Introduction. 1. The Why and the Wherefore 2. 'Prehistory': Isolation and Ideals 3. 1890-1940: Societies and Surburbia 4. 1940s: National Parks and Nature Reserves 5. 1950s: Refuges and Reconstruction 6. 1960s: New Conservationists and the Countryside Acts 7. 1970s: Going Public and Getting Places 8. 1980s: Building Bridges and Bringing Down Barriers 9. 1990s: Government Inertia and Global Initiative 10. Future: The Mechanics and The Mission
Attitudes to 'nature' and the countryside are fickle. The conservation movement has achieved limited success in one hundred years of campaigning, yet membership has never been greater. Can conservationists now shake off their insular, disunited and negative image and attain an influence which matches the size of their movement?
A History of Nature Conservation in Britain charts the conservation movement from its beginnings in Victorian coffee houses to its current societies which boast memberships in the millions. The first complete history of the British movement, the oldest in the world, this book offers invaluable insights into the campaign for countryside access and protection, from battles against pesticides, pollution, genetic engineering, farming and forestry, to legislation for the protection of birds, fish stocks, and freedom to walk the mountains.
This 2nd Edition is fully revised and updated. Topical concerns are considered afresh. New chapters examine rapid changes in the 1990s within countryside organizations, legislation and funding, in social attitudes, and in conservation techniques and practices. In the light of recent developments, Evans examines some unwelcome choices for the future and questions how the Conservation movement in Britain will fare on the new global stage.
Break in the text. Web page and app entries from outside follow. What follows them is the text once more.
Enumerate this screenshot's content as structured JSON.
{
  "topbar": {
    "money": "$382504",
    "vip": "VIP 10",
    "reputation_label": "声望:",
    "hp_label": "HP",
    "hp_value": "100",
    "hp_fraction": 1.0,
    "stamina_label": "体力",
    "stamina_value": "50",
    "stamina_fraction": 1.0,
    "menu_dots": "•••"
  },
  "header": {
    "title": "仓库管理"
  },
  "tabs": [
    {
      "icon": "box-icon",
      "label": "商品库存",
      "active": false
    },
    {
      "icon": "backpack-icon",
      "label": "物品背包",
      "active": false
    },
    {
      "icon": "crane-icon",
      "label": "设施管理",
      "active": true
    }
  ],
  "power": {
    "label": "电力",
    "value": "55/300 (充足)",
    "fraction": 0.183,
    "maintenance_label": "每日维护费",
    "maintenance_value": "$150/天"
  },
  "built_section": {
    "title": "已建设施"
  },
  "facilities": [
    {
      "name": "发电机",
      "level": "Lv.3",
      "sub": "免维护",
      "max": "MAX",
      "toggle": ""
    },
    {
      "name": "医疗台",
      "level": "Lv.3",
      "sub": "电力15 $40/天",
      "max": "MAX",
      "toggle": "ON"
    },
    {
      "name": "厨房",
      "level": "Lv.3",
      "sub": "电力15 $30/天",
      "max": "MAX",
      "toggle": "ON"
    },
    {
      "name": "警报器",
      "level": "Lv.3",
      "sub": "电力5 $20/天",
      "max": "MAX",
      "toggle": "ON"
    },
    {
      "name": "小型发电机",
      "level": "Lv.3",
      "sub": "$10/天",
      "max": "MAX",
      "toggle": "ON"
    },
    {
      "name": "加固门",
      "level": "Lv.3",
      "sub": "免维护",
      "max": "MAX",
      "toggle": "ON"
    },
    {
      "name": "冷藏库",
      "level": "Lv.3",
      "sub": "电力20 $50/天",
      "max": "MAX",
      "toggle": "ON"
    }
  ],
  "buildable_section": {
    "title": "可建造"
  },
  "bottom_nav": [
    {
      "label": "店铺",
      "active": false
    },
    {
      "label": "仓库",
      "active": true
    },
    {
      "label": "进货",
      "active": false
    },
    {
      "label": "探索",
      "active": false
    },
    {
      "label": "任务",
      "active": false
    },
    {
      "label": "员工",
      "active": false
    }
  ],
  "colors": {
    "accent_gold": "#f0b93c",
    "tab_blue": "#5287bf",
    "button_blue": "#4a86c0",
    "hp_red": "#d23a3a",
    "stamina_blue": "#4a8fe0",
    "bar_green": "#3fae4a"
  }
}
- Verlag: Routledge
- 2nd edition
- Seitenzahl: 312
- Erscheinungstermin: 2. Januar 1997
- Abmessung: 234mm x 156mm x 19mm
- Gewicht: 440g
- ISBN-13: 9780415144926
- ISBN-10: 0415144922
- Artikelnr.: 21197538